Citation Information

Type Journal Article - PloS One
Title Use of Antimalarial in the Management of Fever during a Community Survey in the Kintampo Districts of Ghana
Volume 10
Issue 11
Publication (Day/Month/Year) 2015
Page numbers e0142106
URL http://journals.plos.org/plosone/article?id=10.1371/journal.pone.0142106

Epidemiology of malaria and related fevers in most parts of Africa is changing due to scale up of interventions such as appropriate use of ACTs in the effort towards sustained control and eventual elimination of malaria. The use of ACTs in the management of malaria-associated fever was evaluated in the Kintampo districts of Ghana.


Household survey was conducted between October 2009 and February, 2011. A random selection of 370 households was generated from 25,000 households existing within the Health and Demographic Surveillance Systems in Kintampo, Ghana at the time.

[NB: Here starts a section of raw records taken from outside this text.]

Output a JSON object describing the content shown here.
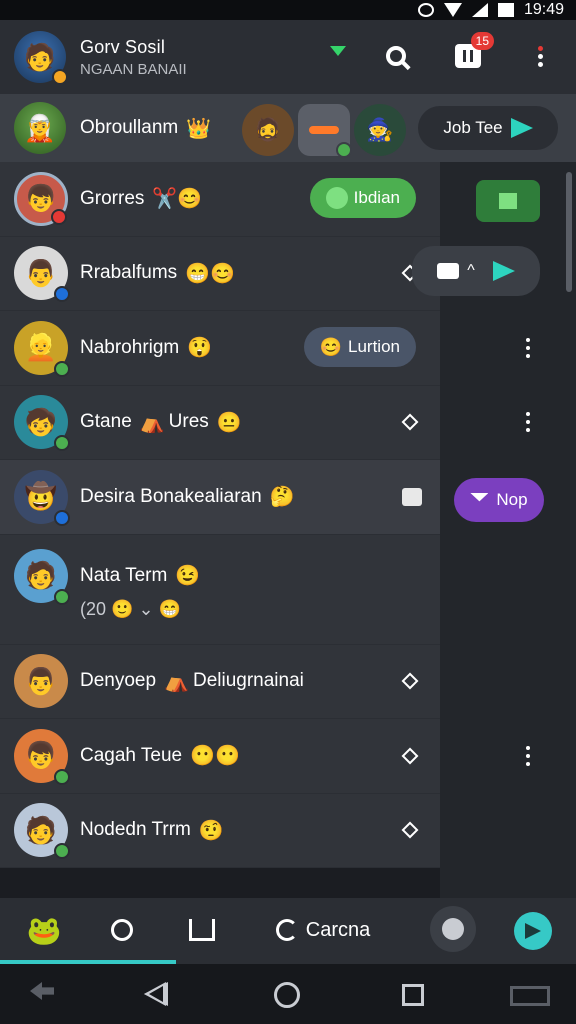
{
  "status_bar": {
    "time": "19:49"
  },
  "header": {
    "title": "Gorv Sosil",
    "subtitle": "NGAAN BANAII",
    "notification_count": "15"
  },
  "pinned": {
    "name": "Obroullanm",
    "action_label": "Job Tee"
  },
  "chats": [
    {
      "name": "Grorres",
      "tag": "Ibdian",
      "tag_color": "#4caf50"
    },
    {
      "name": "Rrabalfums"
    },
    {
      "name": "Nabrohrigm",
      "tag": "Lurtion",
      "tag_color": "#4a5568"
    },
    {
      "name": "Gtane",
      "name_suffix": "Ures"
    },
    {
      "name": "Desira Bonakealiaran"
    },
    {
      "name": "Nata Term",
      "subline": "(20"
    },
    {
      "name": "Denyoep",
      "name_suffix": "Deliugrnainai"
    },
    {
      "name": "Cagah Teue"
    },
    {
      "name": "Nodedn Trrm"
    }
  ],
  "floating": {
    "nop_label": "Nop"
  },
  "bottom_nav": {
    "chat_label": "Carcna"
  },
  "colors": {
    "accent": "#36c9c6",
    "online_green": "#4caf50",
    "purple": "#7b3fbf",
    "badge_red": "#e53935"
  }
}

All household members present at the time of survey in the eligible households were interviewed based on a two weeks reported fever recall and the use of antimalarial for the management of fever. A finger-prick blood sample was also obtained from each member of the household present and later examined for malaria parasites using microscopy. Descriptive analysis was performed, with univariate and multivariate analysis used to identify predictors of fever and malaria parasitemia.


A total of 1436 individuals were interviewed from 370 households. Overall, fever prevalence was 23.8% (341/1436) and was 38.8% (77/198) in children < 5 years, 21.3% (264/1238) in older children plus adults. Participants who sought treatment for fever were 84% (285/341) with 47.7% (136/285) using any anti-malarial. Artemisinin-based Combination Therapy use was in 69.1% (94/136) of cases while 30.9% used mono-therapies. Malaria parasitaemia rate was 28.2% (397/1407).


The study reports high community fever prevalence, frequent use of antimalarials for fever treatment and relatively high use of mono-therapies especially in children < 5 years in an area with high malaria parasite prevalence in Ghana.

Related studies